“Beatle haircut” was taking it a little far, wasn’t it? That’s a Perry Como haircut, thank you very much.
So, after all these amazing letters, what happened?
I was a busy man for awhile. I can’t swear I wrote back to every letter, but I do remember intending to. I had coffees and drinks with a half-dozen women from the Portland area, including the Simpsons fan. All were very nice, and we certainly had something to talk about, but somehow there was never that spark. One excellent letter-writer from the Bay Area stopped to visit me on her way to Seattle; she became a good friend and still is.
Most letters came right away, but Jeopardy continued to pass on others as they came in.
There were a few long-distance flirtations. In my files I find a batch of letters to and from Palm Beach, Florida, with postmarks stretching into March of the next year. I also had a great long flirtation-by-fax (we did that in those days) with a medical student from Cherry Hill, New Jersey.

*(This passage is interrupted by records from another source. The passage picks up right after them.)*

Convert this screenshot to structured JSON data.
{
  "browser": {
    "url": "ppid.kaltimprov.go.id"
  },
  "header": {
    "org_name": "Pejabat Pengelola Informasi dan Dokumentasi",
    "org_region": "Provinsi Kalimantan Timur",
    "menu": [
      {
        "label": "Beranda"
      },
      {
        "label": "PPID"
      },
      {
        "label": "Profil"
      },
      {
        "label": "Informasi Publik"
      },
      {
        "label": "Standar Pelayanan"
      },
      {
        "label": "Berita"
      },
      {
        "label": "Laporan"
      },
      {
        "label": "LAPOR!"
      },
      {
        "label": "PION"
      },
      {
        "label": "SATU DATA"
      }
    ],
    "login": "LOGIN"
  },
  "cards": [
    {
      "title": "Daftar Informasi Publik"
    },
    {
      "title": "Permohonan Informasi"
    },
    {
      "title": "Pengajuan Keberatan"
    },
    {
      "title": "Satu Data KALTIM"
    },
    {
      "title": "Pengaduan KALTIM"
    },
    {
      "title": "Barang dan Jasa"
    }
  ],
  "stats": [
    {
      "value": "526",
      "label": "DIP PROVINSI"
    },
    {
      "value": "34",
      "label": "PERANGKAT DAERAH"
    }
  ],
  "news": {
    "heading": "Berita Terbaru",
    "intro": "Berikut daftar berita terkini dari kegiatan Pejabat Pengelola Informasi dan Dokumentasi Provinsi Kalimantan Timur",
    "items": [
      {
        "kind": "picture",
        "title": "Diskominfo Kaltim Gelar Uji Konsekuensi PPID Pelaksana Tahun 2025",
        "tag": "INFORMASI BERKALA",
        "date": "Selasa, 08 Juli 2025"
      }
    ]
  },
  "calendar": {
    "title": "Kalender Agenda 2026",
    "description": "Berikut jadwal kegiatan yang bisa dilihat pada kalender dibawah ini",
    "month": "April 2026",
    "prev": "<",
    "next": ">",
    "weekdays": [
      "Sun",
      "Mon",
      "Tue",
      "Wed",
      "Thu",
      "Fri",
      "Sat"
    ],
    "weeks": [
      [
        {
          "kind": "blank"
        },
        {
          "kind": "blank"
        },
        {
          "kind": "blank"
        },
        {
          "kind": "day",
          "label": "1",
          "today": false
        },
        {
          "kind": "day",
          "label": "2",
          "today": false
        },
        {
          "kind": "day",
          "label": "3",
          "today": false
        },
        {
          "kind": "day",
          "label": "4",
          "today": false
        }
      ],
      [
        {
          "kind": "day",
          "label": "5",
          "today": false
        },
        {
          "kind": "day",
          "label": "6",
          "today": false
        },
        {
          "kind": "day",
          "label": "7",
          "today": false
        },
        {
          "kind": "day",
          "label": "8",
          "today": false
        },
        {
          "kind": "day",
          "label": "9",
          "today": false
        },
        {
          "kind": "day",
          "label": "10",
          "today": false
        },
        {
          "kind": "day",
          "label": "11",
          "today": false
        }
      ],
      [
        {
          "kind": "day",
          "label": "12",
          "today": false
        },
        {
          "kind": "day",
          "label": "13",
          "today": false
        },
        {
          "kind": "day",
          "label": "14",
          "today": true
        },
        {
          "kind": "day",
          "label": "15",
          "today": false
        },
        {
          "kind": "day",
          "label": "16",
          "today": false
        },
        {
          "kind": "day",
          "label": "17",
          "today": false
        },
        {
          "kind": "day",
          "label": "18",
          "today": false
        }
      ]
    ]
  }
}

Eventually things petered out, like a summer camp romance, and we stopped writing. It’s not clear to me why I didn’t just do the obvious thing early on and jump on a plane to Florida or New Jersey. Possibly that is why I was still single and available at age 33.
In any case, there was no Hollywood ending, no Jeopardy-themed wedding with vows of “What is… I do?” and Johnny Gilbert announcing, “The happy couple will board TWA for a honeymoon flight for two to beautiful ARUBA!” I remained stubbornly single until the 21st century, when I finally found the right woman without saying anything at all on national TV.
I’m not sure what to make of this bundle of beautiful old letters now.
Anyone who goes on Jeopardy! gets a lesson in the power of television. It’s one thing to know that Jeopardy! has millions of viewers, quite another to have people tell you on the sidewalk, oh, you were in my living room last night. We watched you. Or to say a few words and then get letters postmarked Coeur d’Alene, Reisterstown and Ukiah.
In all my other appearances on the show, before and since, no one has ever written. It took a smile and two words — “and available!” — to open the door. There’s some kind of lesson there, I suppose.
Today, of course, there would be no letters. There would be Facebook friend requests, Snapchat pics, and delightful flirtations by text and email all day instead of getting any work done. To hold these envelopes, with the 29-cent stamps and the postmarks from all over, the careful handwriting and the impulsive scrawls… well, it’s touching. It seems like something from a long time ago.
Most striking of all, I guess, is the simplicity and the sincerity in every letter. There’s very little in the way of irony, snark or face-saving wisecracks. They’re all variations on a theme: “You said you’re available. Me too. Taking a chance here.”
How human, and how daring. And how lucky for me. Good for them! Thank you, ladies, from the year 2014.